======== EXERCISE MATERIAL ========

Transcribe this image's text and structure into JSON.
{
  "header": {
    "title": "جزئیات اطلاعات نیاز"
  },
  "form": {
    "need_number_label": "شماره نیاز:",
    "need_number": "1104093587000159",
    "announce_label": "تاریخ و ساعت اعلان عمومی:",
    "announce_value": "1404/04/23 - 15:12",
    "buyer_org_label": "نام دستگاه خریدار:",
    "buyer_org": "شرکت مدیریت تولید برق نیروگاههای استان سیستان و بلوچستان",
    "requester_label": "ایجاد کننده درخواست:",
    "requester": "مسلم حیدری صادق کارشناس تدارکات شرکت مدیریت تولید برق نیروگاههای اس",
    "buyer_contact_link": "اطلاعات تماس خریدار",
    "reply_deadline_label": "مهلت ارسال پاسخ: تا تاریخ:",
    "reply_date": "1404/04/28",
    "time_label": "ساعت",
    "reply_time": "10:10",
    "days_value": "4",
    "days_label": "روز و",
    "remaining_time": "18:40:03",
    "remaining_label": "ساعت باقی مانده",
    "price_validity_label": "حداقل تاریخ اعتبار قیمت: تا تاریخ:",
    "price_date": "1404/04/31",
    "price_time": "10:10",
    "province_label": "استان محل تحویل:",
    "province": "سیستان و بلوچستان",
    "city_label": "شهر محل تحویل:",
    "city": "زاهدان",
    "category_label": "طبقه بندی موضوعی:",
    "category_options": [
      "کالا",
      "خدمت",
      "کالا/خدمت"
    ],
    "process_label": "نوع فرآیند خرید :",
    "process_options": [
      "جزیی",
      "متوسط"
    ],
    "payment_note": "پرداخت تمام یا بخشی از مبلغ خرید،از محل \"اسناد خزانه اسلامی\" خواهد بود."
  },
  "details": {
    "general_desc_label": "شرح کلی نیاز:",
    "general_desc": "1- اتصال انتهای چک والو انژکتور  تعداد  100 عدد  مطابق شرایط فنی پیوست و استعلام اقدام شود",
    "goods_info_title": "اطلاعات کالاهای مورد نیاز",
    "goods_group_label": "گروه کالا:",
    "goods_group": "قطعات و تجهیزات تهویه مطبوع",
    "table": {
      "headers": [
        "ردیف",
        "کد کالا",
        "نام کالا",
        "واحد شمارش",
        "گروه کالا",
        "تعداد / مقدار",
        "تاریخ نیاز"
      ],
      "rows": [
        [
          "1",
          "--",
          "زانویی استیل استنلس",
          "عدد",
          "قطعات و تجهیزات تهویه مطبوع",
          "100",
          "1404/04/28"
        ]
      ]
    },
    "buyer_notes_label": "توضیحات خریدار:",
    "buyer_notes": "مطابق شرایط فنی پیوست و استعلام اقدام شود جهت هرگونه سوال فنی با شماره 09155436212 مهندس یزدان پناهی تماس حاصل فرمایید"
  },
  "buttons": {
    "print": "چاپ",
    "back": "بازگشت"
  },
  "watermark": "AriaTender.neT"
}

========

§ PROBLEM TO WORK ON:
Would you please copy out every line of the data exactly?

§ EXERCISE RESULT:
Transcribe this image's text and structure into JSON.
{
  "header": {
    "title": "جزئیات اطلاعات نیاز"
  },
  "form": {
    "need_number_label": "شماره نیاز:",
    "need_number": "1104093587000159",
    "announce_label": "تاریخ و ساعت اعلان عمومی:",
    "announce_value": "1404/04/23 - 15:12",
    "buyer_org_label": "نام دستگاه خریدار:",
    "buyer_org": "شرکت مدیریت تولید برق نیروگاههای استان سیستان و بلوچستان",
    "requester_label": "ایجاد کننده درخواست:",
    "requester": "مسلم حیدری صادق کارشناس تدارکات شرکت مدیریت تولید برق نیروگاههای اس",
    "buyer_contact_link": "اطلاعات تماس خریدار",
    "reply_deadline_label": "مهلت ارسال پاسخ: تا تاریخ:",
    "reply_date": "1404/04/28",
    "time_label": "ساعت",
    "reply_time": "10:10",
    "days_value": "4",
    "days_label": "روز و",
    "remaining_time": "18:40:03",
    "remaining_label": "ساعت باقی مانده",
    "price_validity_label": "حداقل تاریخ اعتبار قیمت: تا تاریخ:",
    "price_date": "1404/04/31",
    "price_time": "10:10",
    "province_label": "استان محل تحویل:",
    "province": "سیستان و بلوچستان",
    "city_label": "شهر محل تحویل:",
    "city": "زاهدان",
    "category_label": "طبقه بندی موضوعی:",
    "category_options": [
      "کالا",
      "خدمت",
      "کالا/خدمت"
    ],
    "process_label": "نوع فرآیند خرید :",
    "process_options": [
      "جزیی",
      "متوسط"
    ],
    "payment_note": "پرداخت تمام یا بخشی از مبلغ خرید،از محل \"اسناد خزانه اسلامی\" خواهد بود."
  },
  "details": {
    "general_desc_label": "شرح کلی نیاز:",
    "general_desc": "1- اتصال انتهای چک والو انژکتور  تعداد  100 عدد  مطابق شرایط فنی پیوست و استعلام اقدام شود",
    "goods_info_title": "اطلاعات کالاهای مورد نیاز",
    "goods_group_label": "گروه کالا:",
    "goods_group": "قطعات و تجهیزات تهویه مطبوع",
    "table": {
      "headers": [
        "ردیف",
        "کد کالا",
        "نام کالا",
        "واحد شمارش",
        "گروه کالا",
        "تعداد / مقدار",
        "تاریخ نیاز"
      ],
      "rows": [
        [
          "1",
          "--",
          "زانویی استیل استنلس",
          "عدد",
          "قطعات و تجهیزات تهویه مطبوع",
          "100",
          "1404/04/28"
        ]
      ]
    },
    "buyer_notes_label": "توضیحات خریدار:",
    "buyer_notes": "مطابق شرایط فنی پیوست و استعلام اقدام شود جهت هرگونه سوال فنی با شماره 09155436212 مهندس یزدان پناهی تماس حاصل فرمایید"
  },
  "buttons": {
    "print": "چاپ",
    "back": "بازگشت"
  },
  "watermark": "AriaTender.neT"
}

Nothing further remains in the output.